The basic problem is that with the splintering of political parties beginning with the mother Congress Party, self-interest rather than ideology was the main motivating factor. The Congress traditionally was a vast tent in which the official slogan of a socialist pattern of society co-existed with extreme conservative and jaundiced views. There was magic in Jawaharlal Nehru’s leadership. After his death began a transition period in which his daughter Indira ultimately secured the leadership but had to fight her own battles to free herself from the grip of traditional power brokers by splitting the Congress twice.
The imposition of the Emergency to save Indira Gandhi’s skin brought together the traditionally bickering Opposition parties but the advent of the Janata Party in the surprise election failed because there were too many contradictions among the parties, with BJP parent Jan Sangh nursing its own ambitions in protecting its ideological mentor Rashtriya Swayamsevak Sangh.
The BJP’s assertion of its own identity and clever political footwork after identifying its leader in Narendra Modi won the party its first clear election victory in the 2014 general election.

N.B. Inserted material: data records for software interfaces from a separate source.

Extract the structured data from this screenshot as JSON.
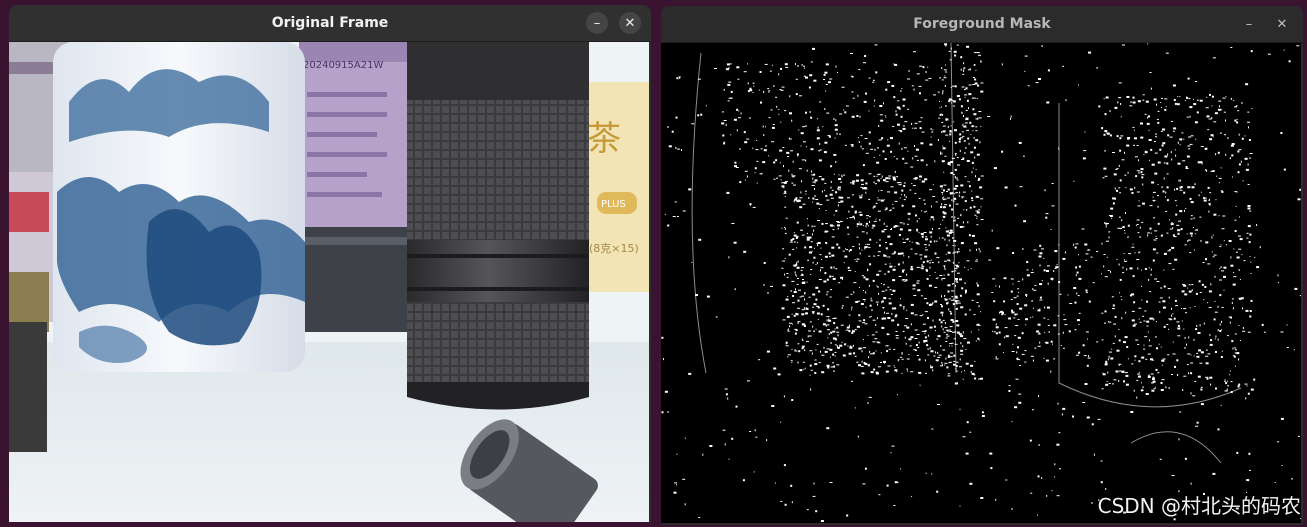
{
  "windows": {
    "left": {
      "title": "Original Frame",
      "minimize_glyph": "–",
      "close_glyph": "✕"
    },
    "right": {
      "title": "Foreground Mask",
      "minimize_glyph": "–",
      "close_glyph": "✕"
    }
  },
  "frame_text": {
    "canister_code": "20240915A21W",
    "box_char": "茶",
    "box_badge": "PLUS",
    "box_note": "(8克×15)"
  },
  "watermark": "CSDN @村北头的码农",
  "icons": [
    "minimize-icon",
    "close-icon"
  ],
  "colors": {
    "desktop": "#3a1330",
    "titlebar": "#2b2b2b",
    "mask_fg": "#ffffff",
    "mask_bg": "#000000"
  }
}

We are now living through its consequences, with the RSS driving the agenda of promoting Hindutva and the reincarnation of Nehru’s India into a Hindu India.
As with any ideological party, the BJP has set about enforcing its writ, first with changing the leadership of officially-funded historical and research organisations, then nominating a new President and vice-president steeped in RSS lore, revising textbooks (with Maharashtra abolishing the Mughal period) and catching them young in instilling RSS myths in primary school. Jawaharlal Nehru is anathema to the Sangh Parivar because he stood for everything it hated, a cosmopolitan outlook and secularism.
The BJP now prepares for the general election with the aim of capturing as many more states as possible. It has made the process of contesting elections into an art form using technological and computer science to broadcast its message far and wide and pressing into service its army of RSS volunteers and the legend of Mr Modi.
Beyond the task of facing a formidable adversary, the Opposition parties must still agree on a leader and come to accept a set of principles to lead their charge. Secularism is an easy first they can agree upon, but they need collectively to evolve a set of major policies hitting out at the stark failures of the BJP since it came to power at the Centre: total failure in creating jobs and tackling the farm crisis and ensuring security to the minorities.
The BJP believes that the Opposition’s emphasis on protecting Muslims would only consolidate the Hindu vote behind it. But the ruling party has no defence on its signal failure in creating jobs and is hopelessly at sea in tackling the deep agricultural crisis. Besides, it’s still licking its wounds in trying to explain away the sharp dip in national economic performance. But first the Opposition must come together and agree on a leader.